The problem:
Every line of the data is to be reproduced exactly.

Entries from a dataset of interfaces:
○ ○ ○

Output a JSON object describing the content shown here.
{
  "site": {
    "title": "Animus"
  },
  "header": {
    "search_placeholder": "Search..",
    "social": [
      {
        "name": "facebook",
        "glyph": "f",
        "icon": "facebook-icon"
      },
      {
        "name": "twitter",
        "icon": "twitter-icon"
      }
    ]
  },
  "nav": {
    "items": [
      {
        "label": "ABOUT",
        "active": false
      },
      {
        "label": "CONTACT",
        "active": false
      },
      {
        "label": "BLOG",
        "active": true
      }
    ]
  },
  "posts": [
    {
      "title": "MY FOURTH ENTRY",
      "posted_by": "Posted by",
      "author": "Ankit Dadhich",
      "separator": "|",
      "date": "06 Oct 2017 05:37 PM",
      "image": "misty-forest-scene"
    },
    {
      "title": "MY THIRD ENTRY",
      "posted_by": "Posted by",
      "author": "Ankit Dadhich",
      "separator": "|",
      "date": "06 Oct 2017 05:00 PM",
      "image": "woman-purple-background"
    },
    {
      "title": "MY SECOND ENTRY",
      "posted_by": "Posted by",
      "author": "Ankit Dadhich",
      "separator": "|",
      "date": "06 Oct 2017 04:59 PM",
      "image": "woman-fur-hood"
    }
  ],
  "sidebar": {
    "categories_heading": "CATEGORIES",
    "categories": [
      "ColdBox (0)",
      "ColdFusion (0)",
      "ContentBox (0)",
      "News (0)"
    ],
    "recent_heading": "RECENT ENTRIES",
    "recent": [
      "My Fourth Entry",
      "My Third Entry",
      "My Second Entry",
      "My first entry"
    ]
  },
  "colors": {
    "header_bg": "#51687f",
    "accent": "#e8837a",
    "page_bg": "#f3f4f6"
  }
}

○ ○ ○

Answer to this exercise:
Output a JSON object describing the content shown here.
{
  "site": {
    "title": "Animus"
  },
  "header": {
    "search_placeholder": "Search..",
    "social": [
      {
        "name": "facebook",
        "glyph": "f",
        "icon": "facebook-icon"
      },
      {
        "name": "twitter",
        "icon": "twitter-icon"
      }
    ]
  },
  "nav": {
    "items": [
      {
        "label": "ABOUT",
        "active": false
      },
      {
        "label": "CONTACT",
        "active": false
      },
      {
        "label": "BLOG",
        "active": true
      }
    ]
  },
  "posts": [
    {
      "title": "MY FOURTH ENTRY",
      "posted_by": "Posted by",
      "author": "Ankit Dadhich",
      "separator": "|",
      "date": "06 Oct 2017 05:37 PM",
      "image": "misty-forest-scene"
    },
    {
      "title": "MY THIRD ENTRY",
      "posted_by": "Posted by",
      "author": "Ankit Dadhich",
      "separator": "|",
      "date": "06 Oct 2017 05:00 PM",
      "image": "woman-purple-background"
    },
    {
      "title": "MY SECOND ENTRY",
      "posted_by": "Posted by",
      "author": "Ankit Dadhich",
      "separator": "|",
      "date": "06 Oct 2017 04:59 PM",
      "image": "woman-fur-hood"
    }
  ],
  "sidebar": {
    "categories_heading": "CATEGORIES",
    "categories": [
      "ColdBox (0)",
      "ColdFusion (0)",
      "ContentBox (0)",
      "News (0)"
    ],
    "recent_heading": "RECENT ENTRIES",
    "recent": [
      "My Fourth Entry",
      "My Third Entry",
      "My Second Entry",
      "My first entry"
    ]
  },
  "colors": {
    "header_bg": "#51687f",
    "accent": "#e8837a",
    "page_bg": "#f3f4f6"
  }
}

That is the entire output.